Explanation and example

A strict, deterministic form of causality is expressed in the sentence "same cause - same effect" : A cube is let go (cause) - it falls down (effect). In this sense, letting go of the cube is causal for its falling.

If you now consider the connection between letting go of the die and the number of points rolled, one cannot speak of causality in the above sense. However, when letting go of an (ideal) die, one will assume that each of the six possible numbers will occur with equal certainty (i.e. equal probability); if the experiment is repeated frequently, each number will be observed in about a sixth of all cases.

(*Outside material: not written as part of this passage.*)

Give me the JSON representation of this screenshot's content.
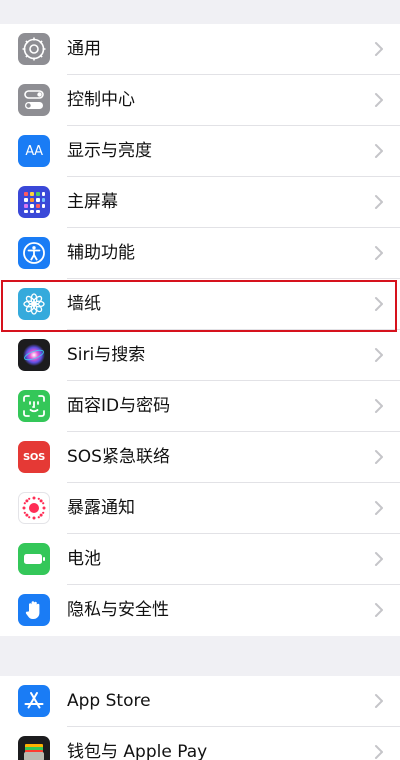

This statistical form of causality is described by the so-called etial principle ; it can be formulated as follows: "same general cause - same set of possible effects with associated probabilities" . The term “general causes” is used here because the lack of clarity of the effect may only be due to a vague description of the cause. Describing exactly how the dice is released could possibly give a clear indication of which number will appear.

Origin and use

The term was introduced by Hartwig (Hartwig, 1956) in 1956. For him, the etial principle is a prerequisite for "probability judgment [e] of objective validity".

Outside of the textbooks of economic statistics and econometrics , the term appears rarely. Since no cause-and-effect relationships can be demonstrated purely through statistical studies (a statistically established connection, for example between wage development and economic growth, says nothing about which size is caused by the other and whether one is caused by the other at all), are in the scientific literature Today other concepts of causality, such as Granger causality , are of far greater importance.

The problem of inferring causal relationships from statistical relationships also exists in medicine when clinical studies are to be evaluated. Correspondingly, in the etiology , the doctrine of the causes of disease, questions similar to those presented here arise; the term “Ätialprinzip” is not in use there.


  • H. Hartwig: Natural and social science statistics . In: Journal for the entire political science , 112, 1956, pp. 252–266, JSTOR 40747797
  • Günter Menges: Outline of the statistics. Part 1: Theory . 2nd edition, Westdeutscher Verlag, Opladen 1972, ISBN 3-531-11070-5